Language doesn't count, I guess
In the novel In the Shadow of Gotham, which is set in 1905, there is a reference made to
"those do-good Christian reform places run by spinster ladies with too much time on their hands",and how a young ex-prostitute was probably given a job by
"a self-righteous old lady who got to feel good".The person to whom this was said
"stifled a smile at hearing these imagined traits. Mrs. Wingate was a spinster, to be sure, but I felt she would have more than shared Mamie's sentiments about self-righteous do-gooders."Wait a minute. Mrs. Wingate was a spinster?
Has that ever been possible? I know the word used to be neutral and now is decidedly not, but did it ever apply to widows?

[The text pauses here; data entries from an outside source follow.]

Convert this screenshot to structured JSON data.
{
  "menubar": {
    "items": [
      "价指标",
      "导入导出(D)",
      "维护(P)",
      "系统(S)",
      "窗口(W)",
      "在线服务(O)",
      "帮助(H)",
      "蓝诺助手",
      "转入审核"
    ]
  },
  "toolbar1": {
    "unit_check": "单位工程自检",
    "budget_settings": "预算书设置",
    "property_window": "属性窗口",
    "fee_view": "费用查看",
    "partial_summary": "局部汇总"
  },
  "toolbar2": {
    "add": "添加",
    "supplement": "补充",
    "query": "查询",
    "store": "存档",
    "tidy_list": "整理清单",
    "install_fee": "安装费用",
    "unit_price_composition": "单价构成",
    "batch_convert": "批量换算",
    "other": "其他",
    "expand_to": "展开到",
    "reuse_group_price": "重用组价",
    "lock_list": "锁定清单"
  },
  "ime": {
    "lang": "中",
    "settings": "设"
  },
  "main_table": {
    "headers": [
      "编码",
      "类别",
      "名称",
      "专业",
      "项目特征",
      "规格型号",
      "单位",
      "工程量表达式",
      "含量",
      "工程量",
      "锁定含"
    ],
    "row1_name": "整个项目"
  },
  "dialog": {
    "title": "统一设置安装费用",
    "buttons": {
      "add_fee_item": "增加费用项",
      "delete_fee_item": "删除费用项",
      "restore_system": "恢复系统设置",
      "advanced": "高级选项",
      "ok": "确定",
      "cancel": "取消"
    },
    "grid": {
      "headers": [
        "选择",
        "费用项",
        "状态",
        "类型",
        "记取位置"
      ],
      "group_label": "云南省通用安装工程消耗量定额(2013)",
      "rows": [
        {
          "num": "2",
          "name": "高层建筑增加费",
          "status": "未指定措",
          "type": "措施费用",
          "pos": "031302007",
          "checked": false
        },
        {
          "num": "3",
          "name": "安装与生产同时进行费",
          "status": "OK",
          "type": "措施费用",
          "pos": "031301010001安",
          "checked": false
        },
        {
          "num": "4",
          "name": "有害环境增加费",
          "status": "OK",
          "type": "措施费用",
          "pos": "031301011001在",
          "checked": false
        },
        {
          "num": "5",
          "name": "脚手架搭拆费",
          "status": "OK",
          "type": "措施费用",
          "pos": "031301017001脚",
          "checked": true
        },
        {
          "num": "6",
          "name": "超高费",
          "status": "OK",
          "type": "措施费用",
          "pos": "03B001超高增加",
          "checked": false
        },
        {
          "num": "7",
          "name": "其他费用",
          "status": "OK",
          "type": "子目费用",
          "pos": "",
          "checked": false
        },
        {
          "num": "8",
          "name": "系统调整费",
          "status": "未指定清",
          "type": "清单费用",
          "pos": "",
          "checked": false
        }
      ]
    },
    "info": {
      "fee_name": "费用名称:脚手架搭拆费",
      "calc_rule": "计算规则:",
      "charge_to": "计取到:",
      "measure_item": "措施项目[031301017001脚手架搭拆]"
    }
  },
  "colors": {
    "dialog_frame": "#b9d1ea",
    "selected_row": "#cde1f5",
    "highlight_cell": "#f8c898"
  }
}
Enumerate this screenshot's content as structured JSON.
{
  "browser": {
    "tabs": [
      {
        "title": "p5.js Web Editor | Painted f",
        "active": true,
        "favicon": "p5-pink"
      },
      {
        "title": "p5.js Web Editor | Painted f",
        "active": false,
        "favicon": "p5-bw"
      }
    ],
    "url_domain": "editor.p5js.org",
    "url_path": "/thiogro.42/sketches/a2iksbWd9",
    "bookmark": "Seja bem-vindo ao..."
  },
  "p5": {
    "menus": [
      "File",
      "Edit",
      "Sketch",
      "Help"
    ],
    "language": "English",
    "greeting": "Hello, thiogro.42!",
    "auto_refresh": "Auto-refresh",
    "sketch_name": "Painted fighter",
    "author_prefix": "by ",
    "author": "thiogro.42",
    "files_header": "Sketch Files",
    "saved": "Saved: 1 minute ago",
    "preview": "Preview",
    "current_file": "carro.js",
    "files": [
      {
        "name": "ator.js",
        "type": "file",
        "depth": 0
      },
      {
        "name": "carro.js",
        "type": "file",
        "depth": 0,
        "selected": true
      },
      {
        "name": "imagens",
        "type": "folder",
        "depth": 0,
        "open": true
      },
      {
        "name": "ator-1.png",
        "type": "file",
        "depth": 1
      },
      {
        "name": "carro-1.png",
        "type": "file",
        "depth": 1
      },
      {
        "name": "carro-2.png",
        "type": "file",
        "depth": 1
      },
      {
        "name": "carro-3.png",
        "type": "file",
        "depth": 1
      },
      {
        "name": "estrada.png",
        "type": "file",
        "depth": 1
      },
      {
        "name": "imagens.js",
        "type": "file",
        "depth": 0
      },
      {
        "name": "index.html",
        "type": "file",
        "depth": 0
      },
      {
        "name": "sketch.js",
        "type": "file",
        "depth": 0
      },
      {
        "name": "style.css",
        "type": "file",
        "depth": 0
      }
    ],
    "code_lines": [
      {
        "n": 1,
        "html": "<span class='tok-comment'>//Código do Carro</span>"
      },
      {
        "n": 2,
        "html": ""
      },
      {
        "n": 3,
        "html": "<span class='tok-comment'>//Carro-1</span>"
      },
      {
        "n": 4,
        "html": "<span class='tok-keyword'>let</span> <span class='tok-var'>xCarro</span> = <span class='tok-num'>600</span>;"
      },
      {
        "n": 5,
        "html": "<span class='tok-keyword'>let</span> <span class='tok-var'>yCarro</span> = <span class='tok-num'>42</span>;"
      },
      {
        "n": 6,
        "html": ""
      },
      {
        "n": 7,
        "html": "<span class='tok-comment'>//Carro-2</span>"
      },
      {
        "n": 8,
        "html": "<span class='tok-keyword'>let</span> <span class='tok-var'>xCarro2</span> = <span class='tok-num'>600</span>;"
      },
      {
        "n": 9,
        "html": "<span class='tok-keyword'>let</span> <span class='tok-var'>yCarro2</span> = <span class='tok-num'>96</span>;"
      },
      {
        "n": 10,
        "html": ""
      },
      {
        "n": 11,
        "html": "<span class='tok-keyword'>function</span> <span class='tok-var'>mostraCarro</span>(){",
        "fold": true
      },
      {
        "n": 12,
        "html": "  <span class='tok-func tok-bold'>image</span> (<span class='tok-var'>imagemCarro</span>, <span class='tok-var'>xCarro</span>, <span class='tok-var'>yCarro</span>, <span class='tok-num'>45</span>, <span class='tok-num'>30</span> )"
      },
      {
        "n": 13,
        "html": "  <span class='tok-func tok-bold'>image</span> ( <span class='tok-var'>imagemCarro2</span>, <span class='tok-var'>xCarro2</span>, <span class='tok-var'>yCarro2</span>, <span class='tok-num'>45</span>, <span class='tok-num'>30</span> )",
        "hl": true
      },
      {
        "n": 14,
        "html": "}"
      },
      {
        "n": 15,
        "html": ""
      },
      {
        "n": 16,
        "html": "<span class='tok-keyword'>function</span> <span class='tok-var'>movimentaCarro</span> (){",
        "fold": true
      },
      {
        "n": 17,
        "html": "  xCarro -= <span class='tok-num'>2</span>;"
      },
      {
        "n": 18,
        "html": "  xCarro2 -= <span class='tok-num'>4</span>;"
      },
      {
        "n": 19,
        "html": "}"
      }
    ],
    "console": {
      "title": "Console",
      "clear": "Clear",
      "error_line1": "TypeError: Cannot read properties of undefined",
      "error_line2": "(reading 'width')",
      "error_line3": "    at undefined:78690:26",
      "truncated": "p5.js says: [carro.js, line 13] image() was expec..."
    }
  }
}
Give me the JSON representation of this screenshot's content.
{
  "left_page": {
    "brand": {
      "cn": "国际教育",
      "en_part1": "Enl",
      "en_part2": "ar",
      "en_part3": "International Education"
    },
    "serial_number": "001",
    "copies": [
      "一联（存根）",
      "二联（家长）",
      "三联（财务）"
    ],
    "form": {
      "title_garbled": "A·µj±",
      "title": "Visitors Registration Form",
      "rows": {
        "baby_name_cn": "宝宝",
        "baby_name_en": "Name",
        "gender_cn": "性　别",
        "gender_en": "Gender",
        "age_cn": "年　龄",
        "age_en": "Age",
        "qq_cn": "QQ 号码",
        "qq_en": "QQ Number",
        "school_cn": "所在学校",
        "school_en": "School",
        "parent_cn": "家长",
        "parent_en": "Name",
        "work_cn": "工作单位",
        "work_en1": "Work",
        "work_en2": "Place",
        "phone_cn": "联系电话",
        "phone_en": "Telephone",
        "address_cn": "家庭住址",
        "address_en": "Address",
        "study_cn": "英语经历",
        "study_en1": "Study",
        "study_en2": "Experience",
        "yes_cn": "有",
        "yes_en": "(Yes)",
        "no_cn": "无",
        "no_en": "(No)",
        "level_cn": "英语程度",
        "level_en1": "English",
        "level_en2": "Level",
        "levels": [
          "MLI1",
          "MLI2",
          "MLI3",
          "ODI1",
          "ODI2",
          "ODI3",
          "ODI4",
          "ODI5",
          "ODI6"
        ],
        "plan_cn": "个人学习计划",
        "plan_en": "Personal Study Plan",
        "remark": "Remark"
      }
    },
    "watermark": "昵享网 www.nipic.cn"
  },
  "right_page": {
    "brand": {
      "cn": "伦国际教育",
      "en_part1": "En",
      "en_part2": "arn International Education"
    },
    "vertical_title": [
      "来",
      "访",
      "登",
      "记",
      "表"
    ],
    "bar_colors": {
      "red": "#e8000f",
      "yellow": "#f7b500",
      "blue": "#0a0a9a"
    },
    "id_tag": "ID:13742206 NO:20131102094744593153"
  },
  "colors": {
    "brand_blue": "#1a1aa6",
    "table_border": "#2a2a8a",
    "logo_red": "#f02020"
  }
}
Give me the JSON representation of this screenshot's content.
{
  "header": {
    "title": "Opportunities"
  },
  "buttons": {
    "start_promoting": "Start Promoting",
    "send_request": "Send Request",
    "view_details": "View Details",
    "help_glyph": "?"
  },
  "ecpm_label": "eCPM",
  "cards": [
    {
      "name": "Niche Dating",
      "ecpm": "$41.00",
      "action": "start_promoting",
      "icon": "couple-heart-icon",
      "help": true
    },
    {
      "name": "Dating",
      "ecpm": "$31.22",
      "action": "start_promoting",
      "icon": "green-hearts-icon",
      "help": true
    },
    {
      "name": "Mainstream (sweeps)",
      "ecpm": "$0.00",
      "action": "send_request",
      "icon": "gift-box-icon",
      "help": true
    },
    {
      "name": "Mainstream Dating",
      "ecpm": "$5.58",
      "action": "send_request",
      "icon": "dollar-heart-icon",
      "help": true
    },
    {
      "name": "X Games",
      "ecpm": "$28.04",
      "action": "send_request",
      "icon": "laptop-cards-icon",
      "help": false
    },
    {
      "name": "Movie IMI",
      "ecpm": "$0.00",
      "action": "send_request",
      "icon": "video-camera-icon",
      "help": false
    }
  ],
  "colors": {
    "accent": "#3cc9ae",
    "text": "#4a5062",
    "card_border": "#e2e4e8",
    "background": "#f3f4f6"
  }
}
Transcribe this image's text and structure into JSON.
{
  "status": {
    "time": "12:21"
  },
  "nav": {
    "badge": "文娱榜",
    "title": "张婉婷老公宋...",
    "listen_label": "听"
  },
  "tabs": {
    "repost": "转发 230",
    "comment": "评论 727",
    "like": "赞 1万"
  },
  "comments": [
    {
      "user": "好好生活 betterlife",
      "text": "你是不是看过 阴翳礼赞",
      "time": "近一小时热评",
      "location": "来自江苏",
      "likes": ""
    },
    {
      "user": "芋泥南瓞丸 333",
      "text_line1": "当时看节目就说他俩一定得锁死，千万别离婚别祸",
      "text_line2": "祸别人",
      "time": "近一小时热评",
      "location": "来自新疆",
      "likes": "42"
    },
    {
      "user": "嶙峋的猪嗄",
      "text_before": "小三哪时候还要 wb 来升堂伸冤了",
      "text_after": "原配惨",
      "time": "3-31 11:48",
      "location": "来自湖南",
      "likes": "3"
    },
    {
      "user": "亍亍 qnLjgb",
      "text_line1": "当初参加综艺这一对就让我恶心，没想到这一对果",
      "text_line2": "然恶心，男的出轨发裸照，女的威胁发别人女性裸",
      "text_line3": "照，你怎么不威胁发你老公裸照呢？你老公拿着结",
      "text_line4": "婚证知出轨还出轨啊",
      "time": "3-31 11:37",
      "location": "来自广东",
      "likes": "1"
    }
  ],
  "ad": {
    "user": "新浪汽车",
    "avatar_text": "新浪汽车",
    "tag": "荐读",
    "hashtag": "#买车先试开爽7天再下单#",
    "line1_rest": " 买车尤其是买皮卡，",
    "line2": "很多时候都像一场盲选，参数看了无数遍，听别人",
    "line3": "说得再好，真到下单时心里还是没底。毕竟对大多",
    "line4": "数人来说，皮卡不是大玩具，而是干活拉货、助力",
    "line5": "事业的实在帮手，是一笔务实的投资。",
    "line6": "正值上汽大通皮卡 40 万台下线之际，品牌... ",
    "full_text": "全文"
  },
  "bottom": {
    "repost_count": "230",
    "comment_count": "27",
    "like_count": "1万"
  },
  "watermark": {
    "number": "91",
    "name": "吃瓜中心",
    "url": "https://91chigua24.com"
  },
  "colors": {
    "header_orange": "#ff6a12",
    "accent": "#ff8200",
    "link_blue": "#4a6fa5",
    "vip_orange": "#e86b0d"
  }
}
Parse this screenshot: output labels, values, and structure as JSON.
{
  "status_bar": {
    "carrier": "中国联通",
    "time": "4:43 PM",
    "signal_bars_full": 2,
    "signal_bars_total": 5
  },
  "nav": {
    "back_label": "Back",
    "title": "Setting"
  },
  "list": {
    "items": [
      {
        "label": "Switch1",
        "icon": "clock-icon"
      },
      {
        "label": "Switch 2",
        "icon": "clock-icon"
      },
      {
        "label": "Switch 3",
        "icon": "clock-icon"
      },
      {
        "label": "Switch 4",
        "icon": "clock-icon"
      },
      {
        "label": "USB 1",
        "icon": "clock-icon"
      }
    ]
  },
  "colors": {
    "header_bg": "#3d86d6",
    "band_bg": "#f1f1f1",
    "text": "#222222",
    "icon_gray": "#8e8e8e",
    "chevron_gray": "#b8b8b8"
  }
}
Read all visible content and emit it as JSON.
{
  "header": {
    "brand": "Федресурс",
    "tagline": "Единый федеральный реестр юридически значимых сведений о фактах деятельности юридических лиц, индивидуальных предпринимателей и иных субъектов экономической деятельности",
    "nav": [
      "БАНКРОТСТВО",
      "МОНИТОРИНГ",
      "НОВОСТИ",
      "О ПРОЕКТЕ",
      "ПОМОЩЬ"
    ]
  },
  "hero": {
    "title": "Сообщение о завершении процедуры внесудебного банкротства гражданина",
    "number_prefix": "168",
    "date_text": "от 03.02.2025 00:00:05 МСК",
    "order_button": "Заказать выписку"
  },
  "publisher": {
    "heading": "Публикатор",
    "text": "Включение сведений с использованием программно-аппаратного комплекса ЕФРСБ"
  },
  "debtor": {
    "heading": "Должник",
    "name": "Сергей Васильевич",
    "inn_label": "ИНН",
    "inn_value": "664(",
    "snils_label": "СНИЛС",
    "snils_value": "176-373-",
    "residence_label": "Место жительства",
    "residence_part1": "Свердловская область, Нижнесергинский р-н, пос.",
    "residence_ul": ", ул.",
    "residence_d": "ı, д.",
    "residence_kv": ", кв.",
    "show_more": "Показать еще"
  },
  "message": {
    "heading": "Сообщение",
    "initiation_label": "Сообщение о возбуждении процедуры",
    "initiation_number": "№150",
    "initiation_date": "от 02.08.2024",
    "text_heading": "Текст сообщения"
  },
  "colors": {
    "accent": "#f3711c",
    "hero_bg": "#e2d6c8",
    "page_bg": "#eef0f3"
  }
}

I don't think so... And it's too bad that in a novel praised for the author's "ability to see the New York City landscape and culture as it was in the early 1900s" (Steve Steinbock, EQMM, Dec 2011) it's sad to see that words aren't included in "culture".